(Beginning of INPUT RECORDS)

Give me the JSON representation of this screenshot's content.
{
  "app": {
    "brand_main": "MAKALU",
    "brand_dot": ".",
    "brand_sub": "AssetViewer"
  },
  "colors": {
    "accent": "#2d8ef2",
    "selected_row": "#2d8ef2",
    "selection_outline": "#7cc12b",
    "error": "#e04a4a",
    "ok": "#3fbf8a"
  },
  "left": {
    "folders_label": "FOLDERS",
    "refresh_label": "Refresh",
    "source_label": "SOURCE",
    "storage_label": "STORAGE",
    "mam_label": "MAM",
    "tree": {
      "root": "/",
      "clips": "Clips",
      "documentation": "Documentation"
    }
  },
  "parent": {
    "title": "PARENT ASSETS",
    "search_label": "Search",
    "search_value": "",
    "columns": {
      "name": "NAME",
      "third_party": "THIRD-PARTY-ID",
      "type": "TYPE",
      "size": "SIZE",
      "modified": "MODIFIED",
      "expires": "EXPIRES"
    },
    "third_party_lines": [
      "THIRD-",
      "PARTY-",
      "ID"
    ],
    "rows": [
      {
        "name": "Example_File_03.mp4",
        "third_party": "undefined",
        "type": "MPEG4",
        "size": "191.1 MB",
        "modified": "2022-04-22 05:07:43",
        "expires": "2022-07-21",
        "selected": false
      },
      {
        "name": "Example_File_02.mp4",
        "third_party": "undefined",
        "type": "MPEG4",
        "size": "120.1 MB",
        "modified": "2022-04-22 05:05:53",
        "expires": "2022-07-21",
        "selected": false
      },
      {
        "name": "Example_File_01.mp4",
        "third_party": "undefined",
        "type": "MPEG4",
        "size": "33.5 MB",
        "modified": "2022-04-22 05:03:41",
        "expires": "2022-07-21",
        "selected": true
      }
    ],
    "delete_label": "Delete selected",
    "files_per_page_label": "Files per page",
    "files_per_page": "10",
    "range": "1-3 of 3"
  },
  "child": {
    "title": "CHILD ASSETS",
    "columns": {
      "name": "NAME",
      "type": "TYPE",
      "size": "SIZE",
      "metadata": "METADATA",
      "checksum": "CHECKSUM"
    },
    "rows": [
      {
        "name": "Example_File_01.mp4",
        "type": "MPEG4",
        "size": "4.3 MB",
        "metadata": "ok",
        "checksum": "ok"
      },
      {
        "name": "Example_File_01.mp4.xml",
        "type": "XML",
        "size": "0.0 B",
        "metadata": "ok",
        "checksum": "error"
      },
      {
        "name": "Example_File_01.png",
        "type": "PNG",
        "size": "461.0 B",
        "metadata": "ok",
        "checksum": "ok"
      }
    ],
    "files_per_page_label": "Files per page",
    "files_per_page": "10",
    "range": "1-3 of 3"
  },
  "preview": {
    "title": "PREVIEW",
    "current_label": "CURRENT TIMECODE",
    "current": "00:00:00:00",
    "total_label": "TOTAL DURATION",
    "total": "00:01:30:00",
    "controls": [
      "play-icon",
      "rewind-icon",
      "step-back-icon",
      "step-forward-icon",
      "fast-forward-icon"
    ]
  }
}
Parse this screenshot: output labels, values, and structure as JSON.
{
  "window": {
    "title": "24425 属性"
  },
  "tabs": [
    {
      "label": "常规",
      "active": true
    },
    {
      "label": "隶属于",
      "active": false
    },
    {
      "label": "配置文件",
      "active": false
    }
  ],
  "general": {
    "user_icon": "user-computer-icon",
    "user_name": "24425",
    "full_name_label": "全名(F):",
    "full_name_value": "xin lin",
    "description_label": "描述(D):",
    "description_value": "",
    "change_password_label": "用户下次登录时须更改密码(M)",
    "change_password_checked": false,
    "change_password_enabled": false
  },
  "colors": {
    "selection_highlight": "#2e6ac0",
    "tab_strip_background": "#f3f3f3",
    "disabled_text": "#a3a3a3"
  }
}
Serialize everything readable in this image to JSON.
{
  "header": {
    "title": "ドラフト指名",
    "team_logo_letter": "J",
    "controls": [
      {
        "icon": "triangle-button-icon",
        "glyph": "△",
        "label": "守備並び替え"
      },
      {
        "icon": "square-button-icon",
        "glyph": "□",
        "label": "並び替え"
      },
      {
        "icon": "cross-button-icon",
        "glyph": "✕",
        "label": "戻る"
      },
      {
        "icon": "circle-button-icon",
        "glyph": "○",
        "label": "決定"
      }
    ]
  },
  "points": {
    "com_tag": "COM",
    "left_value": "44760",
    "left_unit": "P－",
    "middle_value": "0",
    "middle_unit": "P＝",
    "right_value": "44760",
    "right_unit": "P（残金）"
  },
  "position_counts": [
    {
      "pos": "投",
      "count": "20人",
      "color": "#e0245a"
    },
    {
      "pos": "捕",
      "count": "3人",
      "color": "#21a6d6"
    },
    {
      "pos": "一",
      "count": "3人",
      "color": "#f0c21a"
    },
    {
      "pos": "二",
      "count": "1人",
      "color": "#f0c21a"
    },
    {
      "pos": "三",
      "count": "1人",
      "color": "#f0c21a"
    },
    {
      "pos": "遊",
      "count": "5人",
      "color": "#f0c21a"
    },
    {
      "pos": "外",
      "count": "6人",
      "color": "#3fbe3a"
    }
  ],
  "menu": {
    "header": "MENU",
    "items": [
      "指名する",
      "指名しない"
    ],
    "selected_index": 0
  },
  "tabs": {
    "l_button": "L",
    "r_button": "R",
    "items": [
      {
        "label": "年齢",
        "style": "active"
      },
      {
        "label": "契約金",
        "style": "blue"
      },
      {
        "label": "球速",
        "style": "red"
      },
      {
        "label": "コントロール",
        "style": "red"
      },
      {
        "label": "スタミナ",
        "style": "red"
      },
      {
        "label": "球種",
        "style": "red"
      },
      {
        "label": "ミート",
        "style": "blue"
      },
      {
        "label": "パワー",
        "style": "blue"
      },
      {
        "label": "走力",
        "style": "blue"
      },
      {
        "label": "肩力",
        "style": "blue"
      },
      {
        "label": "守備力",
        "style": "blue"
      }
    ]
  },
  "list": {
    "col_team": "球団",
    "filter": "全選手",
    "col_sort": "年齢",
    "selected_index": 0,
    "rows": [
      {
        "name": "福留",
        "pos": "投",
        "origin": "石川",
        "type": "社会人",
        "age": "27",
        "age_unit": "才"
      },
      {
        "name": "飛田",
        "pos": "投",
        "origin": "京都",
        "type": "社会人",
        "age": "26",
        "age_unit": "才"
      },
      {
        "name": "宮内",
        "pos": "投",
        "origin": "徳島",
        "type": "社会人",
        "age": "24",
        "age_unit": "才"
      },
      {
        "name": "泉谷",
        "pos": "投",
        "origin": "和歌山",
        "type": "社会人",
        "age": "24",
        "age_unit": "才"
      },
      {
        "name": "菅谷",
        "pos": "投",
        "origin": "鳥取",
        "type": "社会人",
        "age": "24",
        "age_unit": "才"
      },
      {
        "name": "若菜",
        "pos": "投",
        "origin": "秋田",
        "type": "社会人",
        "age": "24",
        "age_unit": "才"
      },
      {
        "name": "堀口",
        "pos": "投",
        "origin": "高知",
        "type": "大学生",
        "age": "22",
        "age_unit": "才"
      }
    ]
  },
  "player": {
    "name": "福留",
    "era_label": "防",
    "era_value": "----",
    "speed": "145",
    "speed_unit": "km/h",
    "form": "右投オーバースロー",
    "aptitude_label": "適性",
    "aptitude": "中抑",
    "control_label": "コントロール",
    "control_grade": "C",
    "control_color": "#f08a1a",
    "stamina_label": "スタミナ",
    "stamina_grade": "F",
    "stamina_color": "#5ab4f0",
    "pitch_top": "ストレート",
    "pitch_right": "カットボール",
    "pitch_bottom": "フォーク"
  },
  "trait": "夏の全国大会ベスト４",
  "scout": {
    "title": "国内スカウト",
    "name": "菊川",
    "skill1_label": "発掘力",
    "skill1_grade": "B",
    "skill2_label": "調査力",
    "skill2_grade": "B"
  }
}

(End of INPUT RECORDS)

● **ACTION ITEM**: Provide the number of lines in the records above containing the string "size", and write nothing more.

● **REPLY TO THE TASK**: 8